This is the notion that the Karnataka High Court finally held: that wearing the hijab is a socio-cultural practice.  As it is not a religious practice, wearing the hijab does not merit constitutional protection.

The Hijab as an Aspect of the Islamic Faith

Alongside a few other scholars, the Court’s analysis of whether wearing the headscarf is a fundamental aspect of Islam is scaffolded at every step by Abdullah Yusuf Ali’s 1937 popular translation of the Quran. Yusuf Ali (1872-1953) was a highly regarded lawyer and Islamic scholar, whose translation remains one of the most read in the world. 

The Karnataka High Court regards the Supreme Court’s reliance on Yusuf Ali’s translation in Shayara Bano, or the Triple Talaq case, as indicative of it being ‘authoritative’. The Judgment even remarked that a Kerala High Court decision recognizing the hijab as an Essential Religious Practice stood on shaky ground as it failed to rely on the text. 

The Court uses Yusuf Ali’s translation of the suras (or verses of the Quran) to emphasise that the hijab was a means for women to gain access to public spaces—it was not prescribed by Islam itself. 

The Court draws attention to a footnote used in Yusuf Ali’s text, which states that to determine if the headscarf must be worn, one must ask if the conditions prevalent during the writing of the Quran in Saudi Arabia continue to remain in force. The Court uses this footnote as evidence that the hijab is inextricably linked with socio-cultural practices.

“Alas! We must ask ourselves the question: ‘Are these conditions present among us today?”

Footnote 3768 to verse 60 of the Quran

Quoting the suras, the Court stresses that the hijab serves a ‘laudable’ purpose of preserving the modesty of Muslim women. While the hijab facilitates entry to public spaces, it is not a fundamental element of Islam. 

The Hijab as a Means of Oppression

B.R. Ambedkar’s infamous Pakistan or the Partition of India (1945) makes an appearance in the Judgment.

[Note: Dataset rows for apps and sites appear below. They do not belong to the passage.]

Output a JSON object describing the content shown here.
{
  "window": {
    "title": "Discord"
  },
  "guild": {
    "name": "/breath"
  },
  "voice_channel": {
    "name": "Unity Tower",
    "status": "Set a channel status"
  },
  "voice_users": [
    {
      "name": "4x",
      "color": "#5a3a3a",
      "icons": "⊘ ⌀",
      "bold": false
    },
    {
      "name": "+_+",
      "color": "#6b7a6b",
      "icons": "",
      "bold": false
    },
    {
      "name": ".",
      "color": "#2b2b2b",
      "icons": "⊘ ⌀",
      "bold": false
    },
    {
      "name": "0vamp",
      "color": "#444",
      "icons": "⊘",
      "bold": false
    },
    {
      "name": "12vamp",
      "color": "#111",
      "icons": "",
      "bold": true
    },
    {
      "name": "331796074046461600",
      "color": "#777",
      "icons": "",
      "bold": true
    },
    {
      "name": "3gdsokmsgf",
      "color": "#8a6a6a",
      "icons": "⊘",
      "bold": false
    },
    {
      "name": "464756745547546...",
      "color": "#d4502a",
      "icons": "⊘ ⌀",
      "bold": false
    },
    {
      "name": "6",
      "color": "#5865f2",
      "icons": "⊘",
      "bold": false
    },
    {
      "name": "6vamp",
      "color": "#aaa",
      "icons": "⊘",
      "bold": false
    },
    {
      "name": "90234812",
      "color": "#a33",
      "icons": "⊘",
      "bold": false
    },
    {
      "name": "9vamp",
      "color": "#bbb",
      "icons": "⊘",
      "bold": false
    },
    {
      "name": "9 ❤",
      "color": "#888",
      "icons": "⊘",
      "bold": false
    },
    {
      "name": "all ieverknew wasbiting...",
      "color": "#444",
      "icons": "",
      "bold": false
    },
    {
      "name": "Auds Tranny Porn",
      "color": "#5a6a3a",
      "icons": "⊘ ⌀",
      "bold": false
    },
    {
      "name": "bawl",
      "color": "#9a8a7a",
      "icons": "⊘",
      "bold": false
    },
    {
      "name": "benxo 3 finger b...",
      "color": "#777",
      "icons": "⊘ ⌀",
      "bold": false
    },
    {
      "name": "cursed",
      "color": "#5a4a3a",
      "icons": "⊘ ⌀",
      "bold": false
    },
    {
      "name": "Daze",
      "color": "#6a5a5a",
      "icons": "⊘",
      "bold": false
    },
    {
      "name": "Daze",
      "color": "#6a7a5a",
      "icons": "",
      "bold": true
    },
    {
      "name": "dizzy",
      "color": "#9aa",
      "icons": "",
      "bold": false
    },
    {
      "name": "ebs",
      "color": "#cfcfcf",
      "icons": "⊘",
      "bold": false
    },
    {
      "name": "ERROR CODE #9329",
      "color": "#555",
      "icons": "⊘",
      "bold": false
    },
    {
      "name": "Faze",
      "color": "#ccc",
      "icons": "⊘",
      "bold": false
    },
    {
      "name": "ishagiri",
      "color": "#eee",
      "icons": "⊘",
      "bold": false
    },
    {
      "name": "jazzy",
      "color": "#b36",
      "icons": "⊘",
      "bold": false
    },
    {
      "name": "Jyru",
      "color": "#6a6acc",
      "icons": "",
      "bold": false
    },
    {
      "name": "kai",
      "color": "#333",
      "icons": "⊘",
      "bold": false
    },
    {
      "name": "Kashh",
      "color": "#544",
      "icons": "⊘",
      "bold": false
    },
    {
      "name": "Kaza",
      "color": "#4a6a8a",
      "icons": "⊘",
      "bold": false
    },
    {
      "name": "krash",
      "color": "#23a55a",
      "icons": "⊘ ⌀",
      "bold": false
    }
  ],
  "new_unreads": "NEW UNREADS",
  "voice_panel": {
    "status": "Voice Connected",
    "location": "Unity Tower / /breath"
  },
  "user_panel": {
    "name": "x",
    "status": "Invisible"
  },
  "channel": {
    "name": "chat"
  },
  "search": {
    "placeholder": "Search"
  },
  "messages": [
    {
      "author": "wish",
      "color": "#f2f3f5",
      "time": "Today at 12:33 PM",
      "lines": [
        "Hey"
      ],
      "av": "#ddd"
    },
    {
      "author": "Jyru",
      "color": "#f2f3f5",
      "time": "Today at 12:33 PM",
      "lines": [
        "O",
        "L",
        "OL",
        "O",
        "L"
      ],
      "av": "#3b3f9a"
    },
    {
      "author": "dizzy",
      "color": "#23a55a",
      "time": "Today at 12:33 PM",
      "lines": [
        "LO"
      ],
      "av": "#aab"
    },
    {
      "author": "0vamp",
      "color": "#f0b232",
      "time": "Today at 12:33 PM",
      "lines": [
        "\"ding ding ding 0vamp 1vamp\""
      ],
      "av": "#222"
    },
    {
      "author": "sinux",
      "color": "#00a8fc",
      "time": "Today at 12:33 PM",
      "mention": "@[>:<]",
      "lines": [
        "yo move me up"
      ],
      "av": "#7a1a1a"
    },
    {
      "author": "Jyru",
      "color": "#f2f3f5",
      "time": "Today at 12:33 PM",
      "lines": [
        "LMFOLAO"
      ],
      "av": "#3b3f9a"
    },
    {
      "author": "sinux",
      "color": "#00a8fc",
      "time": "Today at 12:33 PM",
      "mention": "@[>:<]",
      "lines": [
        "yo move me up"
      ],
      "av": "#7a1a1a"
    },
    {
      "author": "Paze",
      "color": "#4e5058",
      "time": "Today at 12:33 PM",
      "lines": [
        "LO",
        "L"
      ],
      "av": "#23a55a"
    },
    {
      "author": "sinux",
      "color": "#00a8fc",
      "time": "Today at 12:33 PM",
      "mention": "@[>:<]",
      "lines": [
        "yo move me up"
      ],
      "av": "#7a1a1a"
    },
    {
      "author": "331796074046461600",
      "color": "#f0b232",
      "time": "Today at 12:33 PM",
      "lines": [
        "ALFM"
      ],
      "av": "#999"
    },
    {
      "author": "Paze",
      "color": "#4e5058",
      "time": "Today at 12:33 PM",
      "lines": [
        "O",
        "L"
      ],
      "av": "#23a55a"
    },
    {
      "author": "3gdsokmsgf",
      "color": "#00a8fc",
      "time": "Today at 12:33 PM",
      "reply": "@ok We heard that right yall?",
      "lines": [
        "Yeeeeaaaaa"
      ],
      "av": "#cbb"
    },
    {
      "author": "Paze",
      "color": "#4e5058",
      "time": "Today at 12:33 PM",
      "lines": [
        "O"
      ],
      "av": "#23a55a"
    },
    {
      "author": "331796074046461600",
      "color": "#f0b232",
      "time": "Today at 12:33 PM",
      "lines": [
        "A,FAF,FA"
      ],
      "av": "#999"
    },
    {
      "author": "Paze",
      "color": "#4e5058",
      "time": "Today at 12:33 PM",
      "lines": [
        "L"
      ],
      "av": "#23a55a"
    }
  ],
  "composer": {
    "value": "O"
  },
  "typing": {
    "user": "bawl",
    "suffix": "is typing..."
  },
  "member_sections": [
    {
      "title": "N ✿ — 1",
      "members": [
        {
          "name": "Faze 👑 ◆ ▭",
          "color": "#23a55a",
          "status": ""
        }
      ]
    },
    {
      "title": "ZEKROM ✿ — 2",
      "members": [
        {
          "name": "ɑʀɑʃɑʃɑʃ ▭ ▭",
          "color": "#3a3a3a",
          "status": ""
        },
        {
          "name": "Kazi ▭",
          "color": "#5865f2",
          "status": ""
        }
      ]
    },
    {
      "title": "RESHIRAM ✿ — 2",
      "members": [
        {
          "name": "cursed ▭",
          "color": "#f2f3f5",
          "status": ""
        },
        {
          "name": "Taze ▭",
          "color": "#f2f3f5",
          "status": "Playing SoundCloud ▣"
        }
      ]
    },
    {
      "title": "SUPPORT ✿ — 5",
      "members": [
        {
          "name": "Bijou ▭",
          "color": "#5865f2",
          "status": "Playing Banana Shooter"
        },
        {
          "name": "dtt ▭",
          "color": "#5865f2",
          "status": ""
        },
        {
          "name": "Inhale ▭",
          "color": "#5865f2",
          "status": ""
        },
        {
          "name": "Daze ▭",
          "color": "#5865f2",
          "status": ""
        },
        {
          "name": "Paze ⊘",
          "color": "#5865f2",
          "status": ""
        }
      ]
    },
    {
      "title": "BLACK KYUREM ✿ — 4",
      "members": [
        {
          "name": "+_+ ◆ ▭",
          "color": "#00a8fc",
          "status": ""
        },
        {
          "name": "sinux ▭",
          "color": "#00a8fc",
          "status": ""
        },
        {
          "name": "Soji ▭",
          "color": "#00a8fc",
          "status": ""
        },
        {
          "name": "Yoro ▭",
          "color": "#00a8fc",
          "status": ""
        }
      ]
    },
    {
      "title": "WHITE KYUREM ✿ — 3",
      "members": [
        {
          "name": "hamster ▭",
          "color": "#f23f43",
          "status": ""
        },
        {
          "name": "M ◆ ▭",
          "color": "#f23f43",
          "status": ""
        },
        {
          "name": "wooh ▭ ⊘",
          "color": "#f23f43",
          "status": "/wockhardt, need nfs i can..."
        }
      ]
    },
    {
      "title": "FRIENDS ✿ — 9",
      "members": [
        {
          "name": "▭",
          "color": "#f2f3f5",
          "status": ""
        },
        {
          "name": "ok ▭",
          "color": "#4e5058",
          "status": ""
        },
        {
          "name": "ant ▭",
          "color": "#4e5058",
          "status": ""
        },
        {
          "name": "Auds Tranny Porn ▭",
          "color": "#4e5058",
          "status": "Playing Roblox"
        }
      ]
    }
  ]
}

Tacked discreetly to a perfunctory discussion of international conventions on women’s rights, the extract draws a link between the veil and the oppression of Muslim women. 

Commenting on this extract, the Court says that Ambedkar’s ideas remain true to this day, and that the insistence on wearing the hijab, purdah or veil may hinder the progress of women. The dress code issued by the government college in Udupi, on the other hand, points in the ‘direction of emancipation’. Almost preempting further probing into its analysis, the Court promptly concludes this discussion by insisting that the bar on the hijab does not ‘rob women of their autonomy’.

Ambedkar’s text appears to be the only source the Court relies on to engage with the question of whether the hijab is a symbol of oppression.

At certain points, the diverse texts the Court has relied on stand in apparent contradiction with the final Judgment. While pointing to the socio-cultural salience of the hijab, Slininger emphasises that Muslim women suffer from intersectional discrimination. In the conclusion of her article, she states:

“These women are not asking to be freed from the headscarves, they are asking to be freed from the stereotypes placed on them because of the religion they follow.”

How does the Court reconcile Slininger’s paper arguing against the appearance-based discrimination of Muslim women, with Ambedkar’s account of the headscarf as a form of oppression? Uneasily juggling diverse sources, the Judgment points to no easy resolution between choice, religious freedom, and faith.